The plant vigor hypothesis suggests that more vigorous plants support higher density of galls. This study will evaluate such hypothesis using a mite-Baccharis longiattenuata system in two restinga populations under different environmental conditions. The measures of vigor are: height and stem diameter, volume and crown area, number of leaves per branch, nitrogen content and specific leaf area. The results evidenced the vigor effect on the density of galls. In addition to plant vigor, other factors may have indirectly influenced the observed pattern. In shrub-tree restinga, the highest water intake may have influenced the growth rates and formation of meristematic sites, which changes the gall-host dynamics. Different than expected in the literature, a population with less sclerophyllous leaves presented higher density of galls. On the other hand, in shrub restinga, the lowest SLA values, in response to high light incidence and lower soil water availability, may be influenced by higher density of mites per gall, since more sclerophyllous leaves have greater longevity, favoring in the time of permanence of the mature female inside the gall, increasing the density of mites per gall in this environment.

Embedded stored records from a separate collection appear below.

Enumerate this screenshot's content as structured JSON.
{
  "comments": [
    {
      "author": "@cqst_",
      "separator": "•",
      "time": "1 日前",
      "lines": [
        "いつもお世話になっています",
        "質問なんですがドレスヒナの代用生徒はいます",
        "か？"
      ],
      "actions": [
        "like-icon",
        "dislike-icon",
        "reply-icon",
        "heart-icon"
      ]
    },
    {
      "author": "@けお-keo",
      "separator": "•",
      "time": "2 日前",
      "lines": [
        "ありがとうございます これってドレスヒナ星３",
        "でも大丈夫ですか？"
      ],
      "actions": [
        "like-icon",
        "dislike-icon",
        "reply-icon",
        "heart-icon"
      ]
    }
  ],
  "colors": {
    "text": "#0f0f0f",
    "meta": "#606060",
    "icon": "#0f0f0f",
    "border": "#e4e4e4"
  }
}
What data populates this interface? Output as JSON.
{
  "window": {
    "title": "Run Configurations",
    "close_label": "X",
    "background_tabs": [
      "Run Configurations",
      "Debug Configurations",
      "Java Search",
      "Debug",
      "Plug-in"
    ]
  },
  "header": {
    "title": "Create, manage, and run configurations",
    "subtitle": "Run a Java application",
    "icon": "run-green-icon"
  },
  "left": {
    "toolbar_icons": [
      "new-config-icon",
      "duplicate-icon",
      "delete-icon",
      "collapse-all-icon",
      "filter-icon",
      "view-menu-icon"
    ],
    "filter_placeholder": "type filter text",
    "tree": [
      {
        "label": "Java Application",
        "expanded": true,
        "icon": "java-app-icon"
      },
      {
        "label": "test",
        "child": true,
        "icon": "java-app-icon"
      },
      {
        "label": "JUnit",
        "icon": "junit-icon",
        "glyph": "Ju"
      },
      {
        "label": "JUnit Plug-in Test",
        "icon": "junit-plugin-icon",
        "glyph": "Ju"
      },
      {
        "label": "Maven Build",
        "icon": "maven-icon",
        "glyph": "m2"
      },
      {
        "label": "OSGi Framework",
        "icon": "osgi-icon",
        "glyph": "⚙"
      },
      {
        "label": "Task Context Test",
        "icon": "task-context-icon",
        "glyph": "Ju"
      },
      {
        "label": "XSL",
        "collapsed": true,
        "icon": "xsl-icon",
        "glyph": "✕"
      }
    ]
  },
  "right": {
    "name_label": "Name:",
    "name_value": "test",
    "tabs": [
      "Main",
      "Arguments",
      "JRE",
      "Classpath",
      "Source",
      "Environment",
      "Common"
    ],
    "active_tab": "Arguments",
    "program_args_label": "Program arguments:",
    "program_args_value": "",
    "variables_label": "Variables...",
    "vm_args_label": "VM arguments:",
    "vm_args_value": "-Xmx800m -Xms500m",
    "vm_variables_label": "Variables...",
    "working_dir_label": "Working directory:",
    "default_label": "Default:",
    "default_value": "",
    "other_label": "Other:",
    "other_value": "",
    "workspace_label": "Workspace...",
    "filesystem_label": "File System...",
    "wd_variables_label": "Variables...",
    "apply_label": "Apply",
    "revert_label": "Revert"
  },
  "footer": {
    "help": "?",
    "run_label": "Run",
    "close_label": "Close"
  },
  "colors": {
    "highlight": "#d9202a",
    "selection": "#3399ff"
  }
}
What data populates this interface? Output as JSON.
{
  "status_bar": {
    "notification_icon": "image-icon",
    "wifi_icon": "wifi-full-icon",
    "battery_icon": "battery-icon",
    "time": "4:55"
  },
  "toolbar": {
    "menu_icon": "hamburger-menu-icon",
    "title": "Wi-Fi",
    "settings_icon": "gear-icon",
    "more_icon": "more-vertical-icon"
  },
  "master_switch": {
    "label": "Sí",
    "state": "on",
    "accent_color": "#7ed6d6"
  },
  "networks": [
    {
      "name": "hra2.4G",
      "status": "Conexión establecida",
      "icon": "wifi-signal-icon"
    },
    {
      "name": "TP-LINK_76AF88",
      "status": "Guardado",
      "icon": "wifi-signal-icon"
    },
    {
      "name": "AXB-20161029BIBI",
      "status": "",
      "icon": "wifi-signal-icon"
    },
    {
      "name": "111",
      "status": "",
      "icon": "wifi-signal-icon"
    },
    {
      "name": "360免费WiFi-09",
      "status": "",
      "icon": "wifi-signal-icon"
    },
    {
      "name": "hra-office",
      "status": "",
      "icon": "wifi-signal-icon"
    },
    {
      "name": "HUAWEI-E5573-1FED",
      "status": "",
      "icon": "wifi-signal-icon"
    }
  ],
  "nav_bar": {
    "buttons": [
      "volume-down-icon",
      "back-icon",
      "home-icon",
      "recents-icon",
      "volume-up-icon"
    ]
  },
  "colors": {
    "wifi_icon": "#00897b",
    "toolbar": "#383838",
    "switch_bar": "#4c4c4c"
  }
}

A discussion is presented of environmental conditions that conform to the gall distribution pattern found.
gall-host dynamics; mite gall; herbivory in restinga; vigor hypothesis; edaphic quality